When I recently got the chance to interview Atinuke, author of the Anna Hibiscus and the No. 1 Car Spotter books we’ve fallen in love with, I also asked her if she would share with us 8 books that reflect pivotal moments in her life so far, with particular reference to her journey towards becoming a published author. Here’s what Atinuke had to say…
Thank you, Zoe, for a very special question. I have spent a gorgeous morning delving in my memory and bookshelves and revisiting these dear old friends.
Milly Molly Mandy by Joyce Lankester Brisley
I had four Milly, Molly, Mandy books in a box set that I loved. (The printed price on them is £1.45!!!) Anyone who has read both Anna Hibiscus and Milly Molly Mandy will know what a huge influence those books had on my writing. J.L.B showed me that wonderful stories could be written about the ordinary doings of an ordinary family. Especially as they might not be so ordinary to someone else!
Katie Morag by Mairi Hedderwick
I had very few books as a child – there were very few available in Nigeria in the early 70s – and I often felt starved for them. Then when I was at University in the UK I had neighbours with an enormous collection of children’s picture books. I gobbled up those wonderful books – as delighted to discover them at 19 as I would have been at 5! Katie Morag was my favourite. More stories about an ordinary-extraordinary family.
Buffalo Woman by Paul Goble
Again I only discovered Paul Goble’s picture books as an adult. I love them, I could practically eat them, every single detail of the illustrations and every single careful word. I remember the first time I had one in my hands – giving it back to its owner was so hard! Those books showed me how important children’s books can be, as an expression of love, and as a record of cultures that are
practically gone transformed, and transforming fast [Correction 12 Feb 2012 at Atinuke’s request – see comments below].
The Color Purple by Alice Walker
Reading this book was very important for me, as a young African teenager recently moved to live in white, western culture. And as important was how popular this book was at the time. I remember thinking, “Oh, so one is allowed to write black stories.
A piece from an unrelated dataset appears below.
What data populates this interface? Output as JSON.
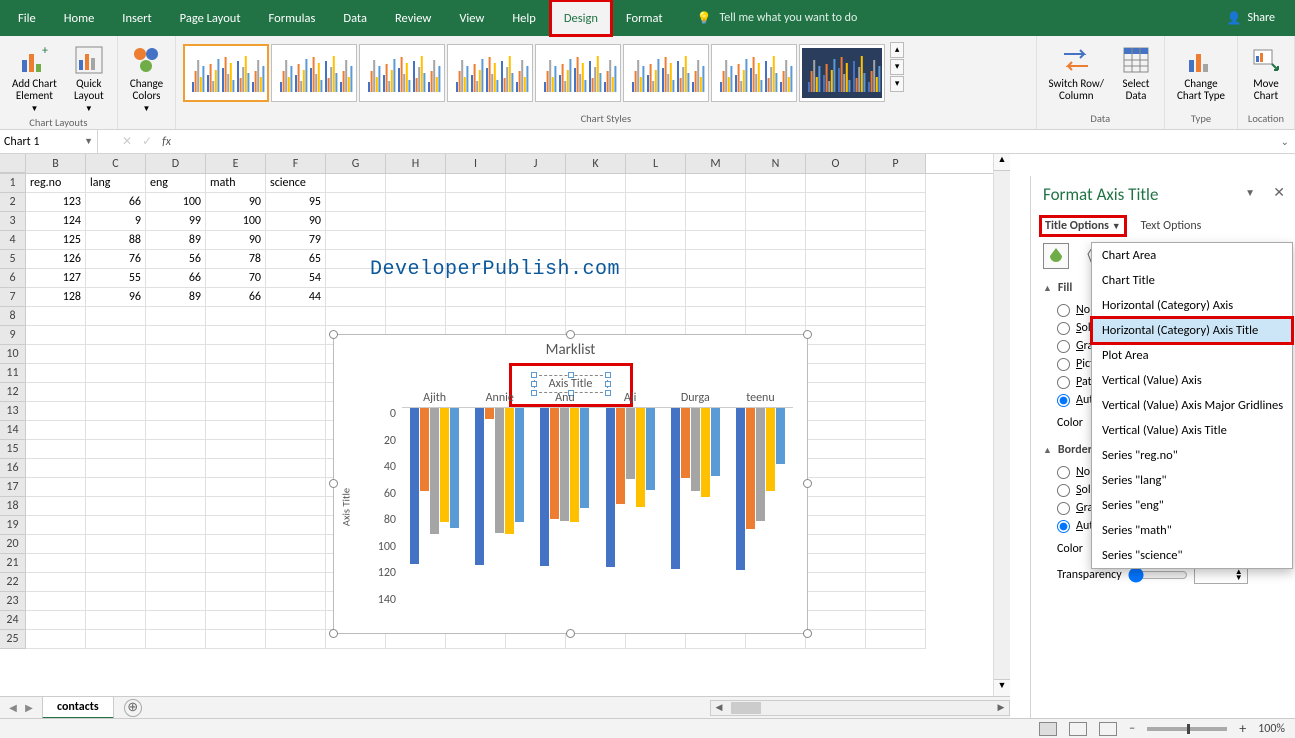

That counts as important too!”
Anthills of the Savannah by Chinua Achebe
I laughed and cried when I read this book. It is impossible to describe the feeling, after years of reading and loving books with a passion, to one day open a book, a great book, and find that it is written about the world that one comes from one’s self. Thank you, Achebe. I am forever grateful.
One Hundred Years of Solitude by Gabriel Garcia Marquez
This book, along with Love in the Time of Cholera, opened my mind to a whole new approach to writing and what can be expressed through words when one lets go of the “real” world. I remember reading them as a teenager and feeling terribly excited. An excitement which I still feel.
Women Who Run With The Wolves by Clarissa Pinkola Estes
This book inspired me to follow my intuition. I might never have started telling stories, or writing them, or sending them off unseen to Walker books, otherwise!
Loving What Is by Byron Katie and Stephen Mitchell
This book helped me to unlearn the things I needed to before being able to write Anna Hibiscus.
I can only thank Atinuke for sharing her selection of books with us today. What a wonderful, interesting collection – and for me a personal delight that she included the Katie Morag books, which are some of our very favourite picture books. I’m off now to reserve Buffalo Woman, but what’s the first book from this list you’d pick up?
This week is turning out to be a little festival celebrating Atinuke! Tomorrow I have a review of her newest book, The No. 1 Car Spotter and the Firebird, so I hope to see you back here then 🙂